How to Plan

How to Plan

Municipalities may have vastly different Hazard Risk and Vulnerability Analysis, (HRVA), from their neighbor. Each municipality however will create an HRVA each year. Being part of the analysis process will help you to better understand emergency preparedness and plan preparation.

There are a number of steps that you can take to be prepared:

 STEP ONE: know the risks. Research the latest HRVA that was carried out by your community. Review the data to determine what risks are identified and the rank order of their assessment. The Sturgeon Regional Emergency Management Partnership's last analysis has been compiled and is available for your review by visiting the "ABOUT US" button on this web page.

 STEP TWO: plan for those risks and hazards. There is no sense investing in a canoe and life jackets if your community has low flooding but high fire risk. Free online tools to help you create your family plan are available from the Federal and Provincial Governments. Visit the Personal Preparedness Program on the Alberta Emergency Management Agency (AEMA) web page at:


Likewise the Federal Government provides valuable suggestions at:


 STEP THREE: create your kit. The first 72 hours of any emergency may require you to fend for yourself. How well you have understood the risks and created a plan for those risks will determine how well you are able to mitigate the hardships that may be presented in the first 72 hours. Visit the Checklist section above to view a generic listing of things to include in your kit.


Some models of the emergency preparedness process include a fourth step. This is the practice section of the process and you are encouraged to visit your kit and your plan on a regular basis to makes sure supplies are fresh and on target to your risk assessment. It is also a great opportunity to make sure the risk assessment for your area has not changed. An even better solution is to volunteer with your municipality's Emergency Management Agency so that you can have input into the hazard and risk assessment and the subsequent planning process. Take courses in the Incident Command System and volunteer to contribute to your municipality's emergency response. You will be surprised that even your children can fill an emergency response role and assist during an event.

 This information from the Alberta Emergency Management Agency web page may also assist you in the emergency response process:

RISKS: In Alberta, we can face meteorological events (such as blizzards, tornadoes and wildfires), industrial accidents (such as chemical spills), technological events (such as power outages), biological events (SARS, H1N1) or intentional acts. No matter what the source, these hazards can have a large impact on your community. Understanding the risks and taking steps to mitigate the impact can stop a hazard from turning into a disaster.

PLANS: Disasters often cause confusion and distress. A household plan will help you cope with the stress of an emergency or disaster. Taking the time now will help your family feel empowered, knowing they can survive on their own. Be mindful when talking about emergencies with children. Remind them that if an emergency happens, someone will be there to help. Talk to your children about people they can count on such as firefighters, police, teachers, neighbors and emergency workers.
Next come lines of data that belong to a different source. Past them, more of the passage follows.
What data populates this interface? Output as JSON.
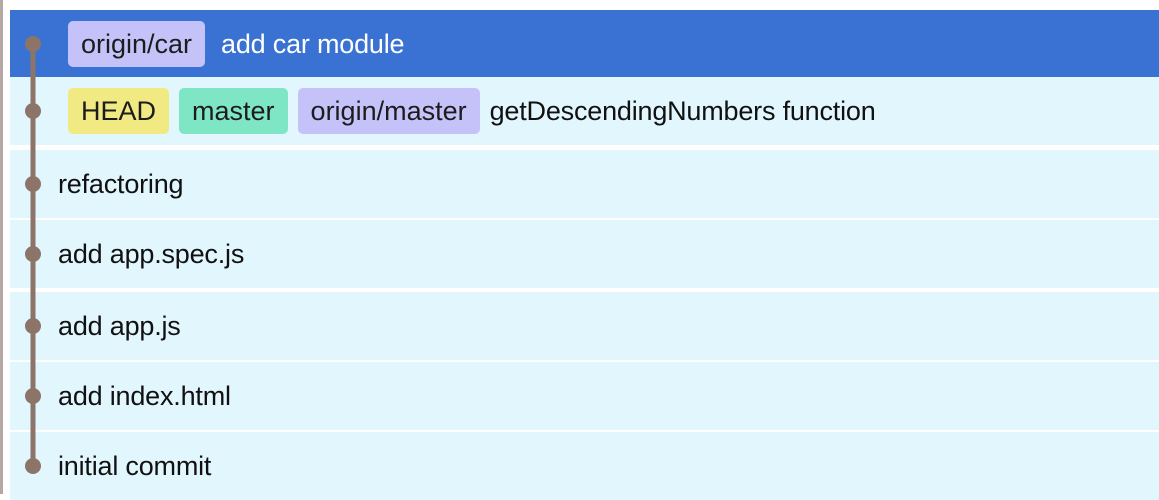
{
  "commits": [
    {
      "refs": [
        {
          "label": "origin/car",
          "kind": "remote"
        }
      ],
      "message": "add car module",
      "selected": true
    },
    {
      "refs": [
        {
          "label": "HEAD",
          "kind": "head"
        },
        {
          "label": "master",
          "kind": "local"
        },
        {
          "label": "origin/master",
          "kind": "remote"
        }
      ],
      "message": "getDescendingNumbers function",
      "selected": false
    },
    {
      "refs": [],
      "message": "refactoring",
      "selected": false
    },
    {
      "refs": [],
      "message": "add app.spec.js",
      "selected": false
    },
    {
      "refs": [],
      "message": "add app.js",
      "selected": false
    },
    {
      "refs": [],
      "message": "add index.html",
      "selected": false
    },
    {
      "refs": [],
      "message": "initial commit",
      "selected": false
    }
  ],
  "colors": {
    "selected_row": "#3a72d3",
    "row_background": "#e2f6fe",
    "graph_line": "#8c7469",
    "tag_remote": "#c5c2f9",
    "tag_head": "#f1ea82",
    "tag_local": "#7fe6c5"
  }
}
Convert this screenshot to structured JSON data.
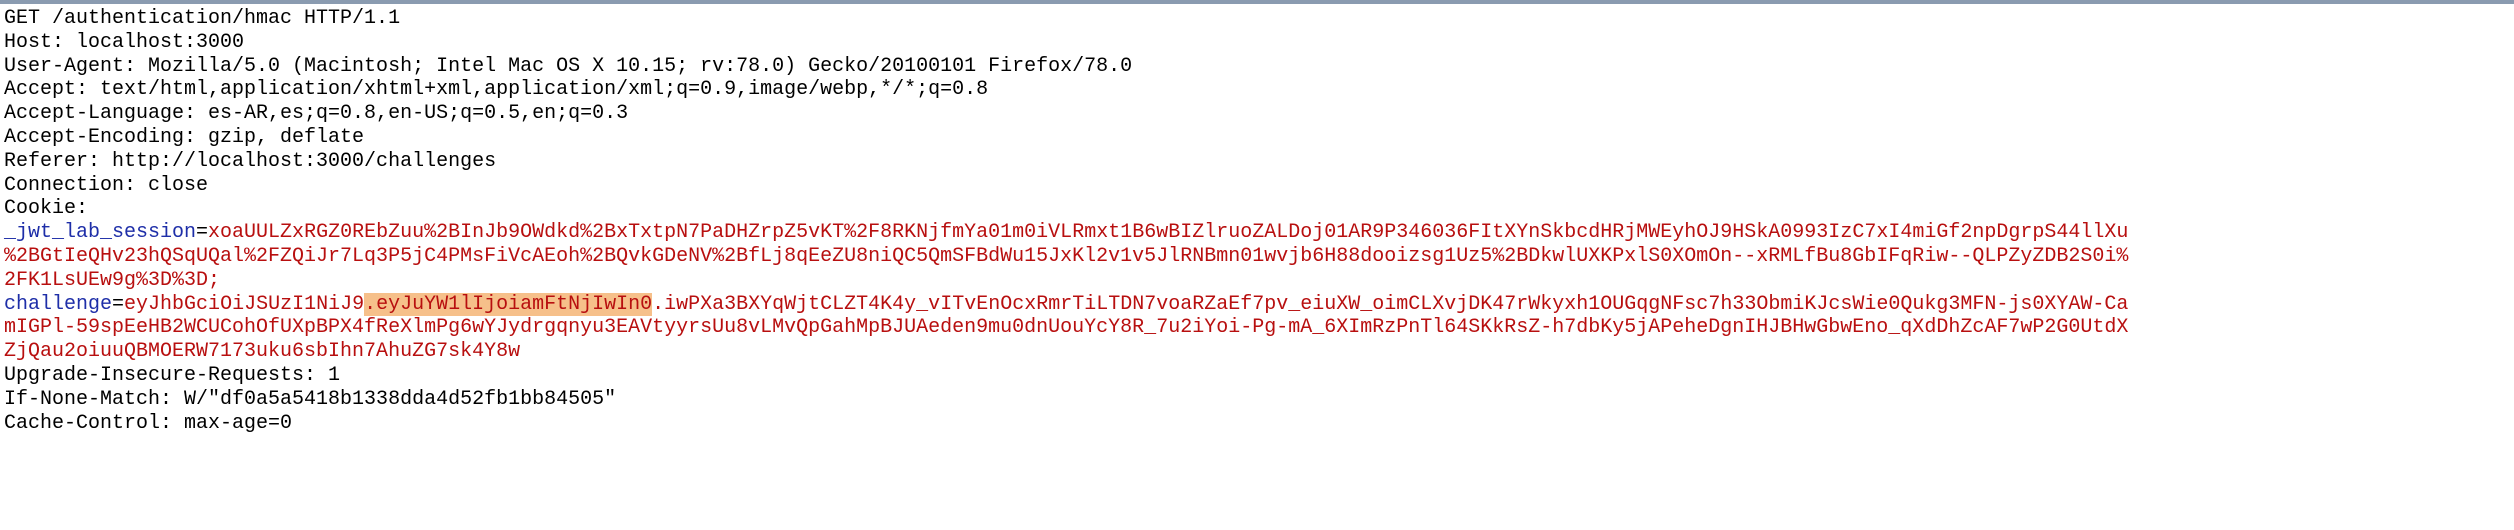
{
  "request": {
    "request_line": "GET /authentication/hmac HTTP/1.1",
    "host": "Host: localhost:3000",
    "user_agent": "User-Agent: Mozilla/5.0 (Macintosh; Intel Mac OS X 10.15; rv:78.0) Gecko/20100101 Firefox/78.0",
    "accept": "Accept: text/html,application/xhtml+xml,application/xml;q=0.9,image/webp,*/*;q=0.8",
    "accept_language": "Accept-Language: es-AR,es;q=0.8,en-US;q=0.5,en;q=0.3",
    "accept_encoding": "Accept-Encoding: gzip, deflate",
    "referer": "Referer: http://localhost:3000/challenges",
    "connection": "Connection: close",
    "cookie_header": "Cookie:",
    "jwt_session": {
      "name": "_jwt_lab_session",
      "equals": "=",
      "value_line1": "xoaUULZxRGZ0REbZuu%2BInJb9OWdkd%2BxTxtpN7PaDHZrpZ5vKT%2F8RKNjfmYa01m0iVLRmxt1B6wBIZlruoZALDoj01AR9P346036FItXYnSkbcdHRjMWEyhOJ9HSkA0993IzC7xI4miGf2npDgrpS44llXu",
      "value_line2": "%2BGtIeQHv23hQSqUQal%2FZQiJr7Lq3P5jC4PMsFiVcAEoh%2BQvkGDeNV%2BfLj8qEeZU8niQC5QmSFBdWu15JxKl2v1v5JlRNBmn01wvjb6H88dooizsg1Uz5%2BDkwlUXKPxlS0XOmOn--xRMLfBu8GbIFqRiw--QLPZyZDB2S0i%",
      "value_line3": "2FK1LsUEw9g%3D%3D;"
    },
    "challenge": {
      "name": "challenge",
      "equals": "=",
      "value_part1": "eyJhbGciOiJSUzI1NiJ9",
      "value_highlighted": ".eyJuYW1lIjoiamFtNjIwIn0",
      "value_part2": ".iwPXa3BXYqWjtCLZT4K4y_vITvEnOcxRmrTiLTDN7voaRZaEf7pv_eiuXW_oimCLXvjDK47rWkyxh1OUGqgNFsc7h33ObmiKJcsWie0Qukg3MFN-js0XYAW-Ca",
      "value_line2": "mIGPl-59spEeHB2WCUCohOfUXpBPX4fReXlmPg6wYJydrgqnyu3EAVtyyrsUu8vLMvQpGahMpBJUAeden9mu0dnUouYcY8R_7u2iYoi-Pg-mA_6XImRzPnTl64SKkRsZ-h7dbKy5jAPeheDgnIHJBHwGbwEno_qXdDhZcAF7wP2G0UtdX",
      "value_line3": "ZjQau2oiuuQBMOERW7173uku6sbIhn7AhuZG7sk4Y8w"
    },
    "upgrade_insecure": "Upgrade-Insecure-Requests: 1",
    "if_none_match": "If-None-Match: W/\"df0a5a5418b1338dda4d52fb1bb84505\"",
    "cache_control": "Cache-Control: max-age=0"
  },
  "colors": {
    "cookie_name": "#1e2ea8",
    "cookie_value": "#b80f0f",
    "highlight": "#f6c08a"
  }
}
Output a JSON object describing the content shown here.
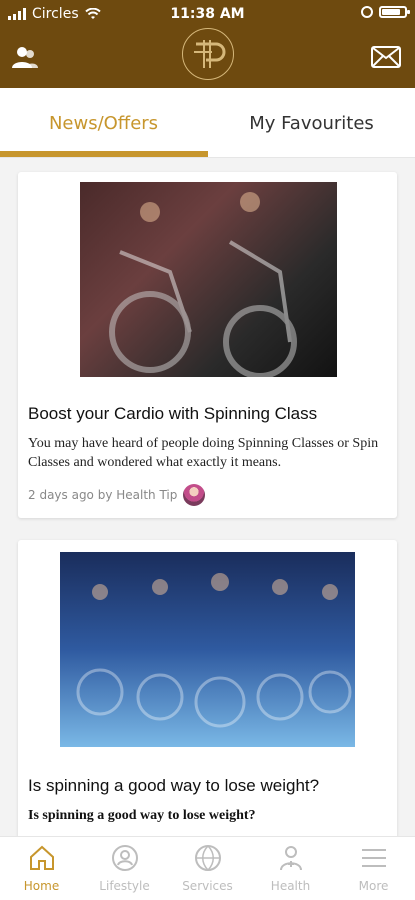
{
  "status_bar": {
    "carrier": "Circles",
    "time": "11:38 AM"
  },
  "colors": {
    "header_brown": "#6e4a0f",
    "accent_gold": "#c7962d"
  },
  "icons": {
    "left_header": "profile-icon",
    "right_header": "mail-icon",
    "brand_logo": "logo-icon"
  },
  "tabs": [
    {
      "label": "News/Offers",
      "active": true
    },
    {
      "label": "My Favourites",
      "active": false
    }
  ],
  "feed": [
    {
      "title": "Boost your Cardio with Spinning Class",
      "description": "You may have heard of people doing Spinning Classes or Spin Classes and wondered what exactly it means.",
      "meta": "2 days ago by Health  Tip"
    },
    {
      "title": "Is spinning a good way to lose weight?",
      "description": "Is spinning a good way to lose weight?"
    }
  ],
  "bottom_nav": [
    {
      "label": "Home",
      "active": true,
      "icon": "home-icon"
    },
    {
      "label": "Lifestyle",
      "active": false,
      "icon": "lifestyle-icon"
    },
    {
      "label": "Services",
      "active": false,
      "icon": "services-icon"
    },
    {
      "label": "Health",
      "active": false,
      "icon": "health-icon"
    },
    {
      "label": "More",
      "active": false,
      "icon": "menu-icon"
    }
  ]
}
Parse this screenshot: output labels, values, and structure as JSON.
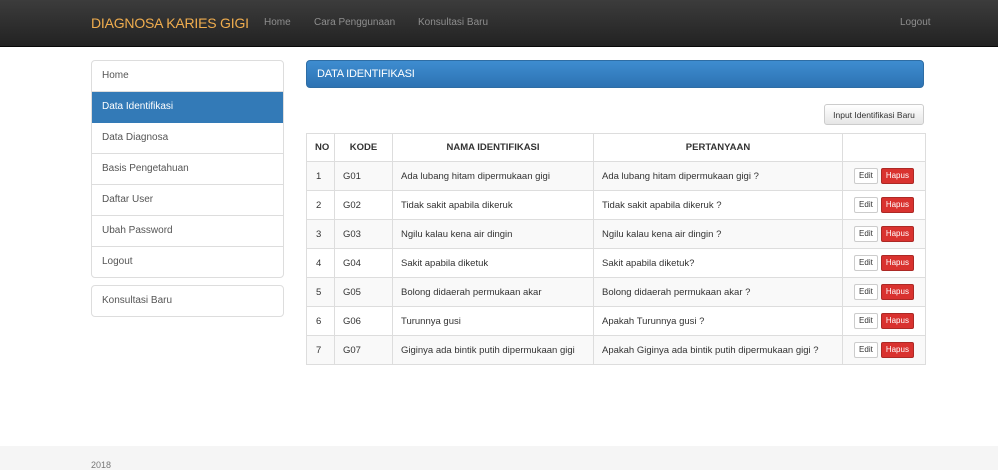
{
  "navbar": {
    "brand": "DIAGNOSA KARIES GIGI",
    "links": [
      "Home",
      "Cara Penggunaan",
      "Konsultasi Baru"
    ],
    "logout": "Logout"
  },
  "sidebar": {
    "items": [
      "Home",
      "Data Identifikasi",
      "Data Diagnosa",
      "Basis Pengetahuan",
      "Daftar User",
      "Ubah Password",
      "Logout"
    ],
    "active": "Data Identifikasi",
    "extra": "Konsultasi Baru"
  },
  "panel": {
    "title": "DATA IDENTIFIKASI"
  },
  "toolbar": {
    "new_label": "Input Identifikasi Baru"
  },
  "table": {
    "headers": [
      "NO",
      "KODE",
      "NAMA IDENTIFIKASI",
      "PERTANYAAN",
      ""
    ],
    "rows": [
      [
        "1",
        "G01",
        "Ada lubang hitam dipermukaan gigi",
        "Ada lubang hitam dipermukaan gigi ?"
      ],
      [
        "2",
        "G02",
        "Tidak sakit apabila dikeruk",
        "Tidak sakit apabila dikeruk ?"
      ],
      [
        "3",
        "G03",
        "Ngilu kalau kena air dingin",
        "Ngilu kalau kena air dingin ?"
      ],
      [
        "4",
        "G04",
        "Sakit apabila diketuk",
        "Sakit apabila diketuk?"
      ],
      [
        "5",
        "G05",
        "Bolong didaerah permukaan akar",
        "Bolong didaerah permukaan akar ?"
      ],
      [
        "6",
        "G06",
        "Turunnya gusi",
        "Apakah Turunnya gusi ?"
      ],
      [
        "7",
        "G07",
        "Giginya ada bintik putih dipermukaan gigi",
        "Apakah Giginya ada bintik putih dipermukaan gigi ?"
      ]
    ],
    "edit_label": "Edit",
    "delete_label": "Hapus"
  },
  "footer": {
    "text": "2018"
  },
  "colors": {
    "brand": "#f0ad4e",
    "primary": "#337ab7",
    "danger": "#d9322f",
    "navbar": "#222222"
  }
}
Consider that your family may not be together when an emergency occurs. Discuss what you would do in different situations. A good first step is to put a list of emergency numbers by each telephone in your home and keep the contacts in your cellphone up to date. This list should include the work and cellphone numbers for each person in your family or home. Tell your children what each number is for and provide them a contact list for their school backpacks.

 Build a Kit: In an emergency, you will need some basic supplies. By taking a few simple steps today, you can become better prepared to face a range of emergencies. Individuals and families should be prepared to be self-sufficient for a minimum of 72 hours.

Stay Informed:  During an event it is extremely important to keep informed with accurate and timely information. Emergency response teams will work very hard at providing that information through a number of channels and you are encouraged to use them all. The NR CAER update line is simply one of the tools used to provide accurate information to residents. 1-866-653-9959 will have official information recorded on it for your assistance. It is free of charge and it only takes a minute to put that number into your phone. Also you can use the web pages of the partnership municipalities which are directly linked at the bottom of the home page. Use the free Apps provided by the Weather Network, local media and the Alberta Emergency Management Agency.